▸ **Stored data**
======

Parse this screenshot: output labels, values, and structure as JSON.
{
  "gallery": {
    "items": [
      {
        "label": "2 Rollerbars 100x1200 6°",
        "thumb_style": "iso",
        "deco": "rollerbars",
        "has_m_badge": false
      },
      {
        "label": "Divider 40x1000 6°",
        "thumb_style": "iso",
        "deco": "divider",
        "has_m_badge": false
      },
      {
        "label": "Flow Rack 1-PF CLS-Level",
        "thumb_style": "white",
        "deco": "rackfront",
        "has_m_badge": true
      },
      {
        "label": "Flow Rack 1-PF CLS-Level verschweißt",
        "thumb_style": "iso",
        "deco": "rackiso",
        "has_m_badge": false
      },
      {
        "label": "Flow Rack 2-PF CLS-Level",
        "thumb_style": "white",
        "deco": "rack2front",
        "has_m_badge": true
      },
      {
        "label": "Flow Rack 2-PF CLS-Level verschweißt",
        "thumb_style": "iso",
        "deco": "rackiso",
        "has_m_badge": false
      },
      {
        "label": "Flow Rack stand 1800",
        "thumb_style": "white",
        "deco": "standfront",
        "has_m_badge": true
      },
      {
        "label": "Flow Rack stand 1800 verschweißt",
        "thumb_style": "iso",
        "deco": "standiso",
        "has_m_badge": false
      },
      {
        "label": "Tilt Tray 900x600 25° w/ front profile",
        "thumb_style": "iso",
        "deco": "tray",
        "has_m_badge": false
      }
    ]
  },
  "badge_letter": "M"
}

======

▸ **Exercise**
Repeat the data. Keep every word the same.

▸ **Answer to this task**
Parse this screenshot: output labels, values, and structure as JSON.
{
  "gallery": {
    "items": [
      {
        "label": "2 Rollerbars 100x1200 6°",
        "thumb_style": "iso",
        "deco": "rollerbars",
        "has_m_badge": false
      },
      {
        "label": "Divider 40x1000 6°",
        "thumb_style": "iso",
        "deco": "divider",
        "has_m_badge": false
      },
      {
        "label": "Flow Rack 1-PF CLS-Level",
        "thumb_style": "white",
        "deco": "rackfront",
        "has_m_badge": true
      },
      {
        "label": "Flow Rack 1-PF CLS-Level verschweißt",
        "thumb_style": "iso",
        "deco": "rackiso",
        "has_m_badge": false
      },
      {
        "label": "Flow Rack 2-PF CLS-Level",
        "thumb_style": "white",
        "deco": "rack2front",
        "has_m_badge": true
      },
      {
        "label": "Flow Rack 2-PF CLS-Level verschweißt",
        "thumb_style": "iso",
        "deco": "rackiso",
        "has_m_badge": false
      },
      {
        "label": "Flow Rack stand 1800",
        "thumb_style": "white",
        "deco": "standfront",
        "has_m_badge": true
      },
      {
        "label": "Flow Rack stand 1800 verschweißt",
        "thumb_style": "iso",
        "deco": "standiso",
        "has_m_badge": false
      },
      {
        "label": "Tilt Tray 900x600 25° w/ front profile",
        "thumb_style": "iso",
        "deco": "tray",
        "has_m_badge": false
      }
    ]
  },
  "badge_letter": "M"
}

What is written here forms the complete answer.